Write It Sideways

7 Ways to Help Others with Your Writing

Today’s post is written by writer, college teacher, indexer, and speaker Lisa Rivero. Thanks, Lisa!

Samuel Johnson famously said:

No man but a blockhead ever wrote, except for money.

What most people don’t know is what his biographer James Boswell wrote immediately after the oft-cited quotation:

Numerous instances to refute this will occur to all who are versed in the history of literature.

“But all I do is write for free!” you might object.

Yes, we blog. We write guest posts. We send unsolicited articles or short stories to magazines that—if they pay at all—may do so only in contributors copies. We work on books for months or years at a time with no guarantee that they will ever earn us a penny.

We also write for free as content marketing or as a way to build our web presence.

What I have in mind is something different, especially if you are frustrated with your writing career at the moment, or dejected by yet another rejection slip.

Write to Give Back

In these days of high gas prices and slim pocketbooks, we writers have an extraordinary opportunity to help others that is ours for the giving.

Regardless of how often or even whether we are published or how much (if any) money we make from our writing, all of us have a love for written communication and at least some skill with words, and we can use that love and skill in valuable ways, big and small.

Here are just seven ways to think about the writing you already do in a new way:

  1. Help a non-profit organization to write brochures or grant proposals, or offer to proofread.
  2. Write articles, edit, or design a newsletter for your favorite school or community organization. If your group doesn’t have a newsletter, start one, whether online or in print (or both).
  3. Write short book reviews or reading lists (with or without a byline), and ask if you can make copies for distribution at your local library.
  4. For birthday or holiday gifts, write a story or poem or essay. Consider recording an audio version or formatting it in a special way.
  5. Spend some time writing a thoughtful thank-you comment to a blog post or article that has touched you, and publish it anonymously (a welcomed change from the usual type of anonymous comments).
  6. Teach a teenager how to write effective and professional emails, complete with capital letters and salutations other than “Hey!”–much appreciated for those important requests for letters of recommendation or later communication with college professors.
  7. Write or re-write instructions to make them clearer and more effective for an elderly computer or technology user (for example, “How To Keep Track of Emails”).

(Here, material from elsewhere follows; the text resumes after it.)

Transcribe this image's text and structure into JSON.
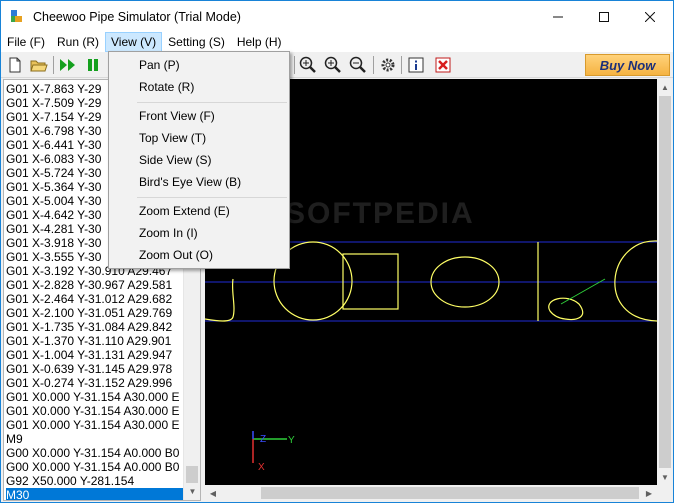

Is it possible that, in the end, we will benefit financially from giving it away?

Perhaps, and that’s great. Perhaps not, and that’s great, too, because we’ve already benefited in other ways.

Of course, if we want to meet our professional writing goals, we can’t give away all of our writing. Knowing that our writing has value is important, and only when we realize that value can we use some of it in altruistic ways.

Writing Our Way Outside Ourselves

I began to write before the connectivity era, before Twitter and Facebook and blogs, before the emphasis on platforms and author publicity and branding. Sometimes I miss the old days, in part because I could more easily focus on the exciting aspects of writing rather than on myself and my presence.

A sure cure for the ego-driven blues is to write for (as a way to benefit) someone else. Not only do I get the satisfaction of helping someone, but I often experience the creative flow state that Mihaly Csikszentmihalyi writes about, when we become so involved in an activity that we lose track of time and, more importantly, forget ourselves.

Recently, for example, I learned how to format ebooks, and I spent most of yesterday working on creating an ebook for a non-profit with which I’m involved. I forgot to blog. I forgot to exercise. I could have continued all night long if I hadn’t had to make dinner and otherwise interact with my family. It’s no coincidence that I had so much fun working on a writing project that will not bear my name. Creativity often thrives when we stop worrying about our own success.

If that makes me a blockhead, then I’m happy to be one.

*Editor’s Note*: What an inspiring post! What other suggestions can you give readers here on how to use their writing skills for the benefit of others? Please share your thoughts in the comments section below.

Lisa Rivero lives in Milwaukee, Wisconsin where she is a writer, college teacher, indexer, and speaker. Her professional and writing interests include creativity, literature, gifted education, home education, the humanities, and the challenges faced by all families in this fast-paced and often perplexing 21st-century life. She is the award-winning author of four published books, has written a middle school historical chapter book, and is currently writing a book based on the Great Plains diaries of her great-aunt Harriet E. Whitcher. Learn more about Lisa at lisarivero.com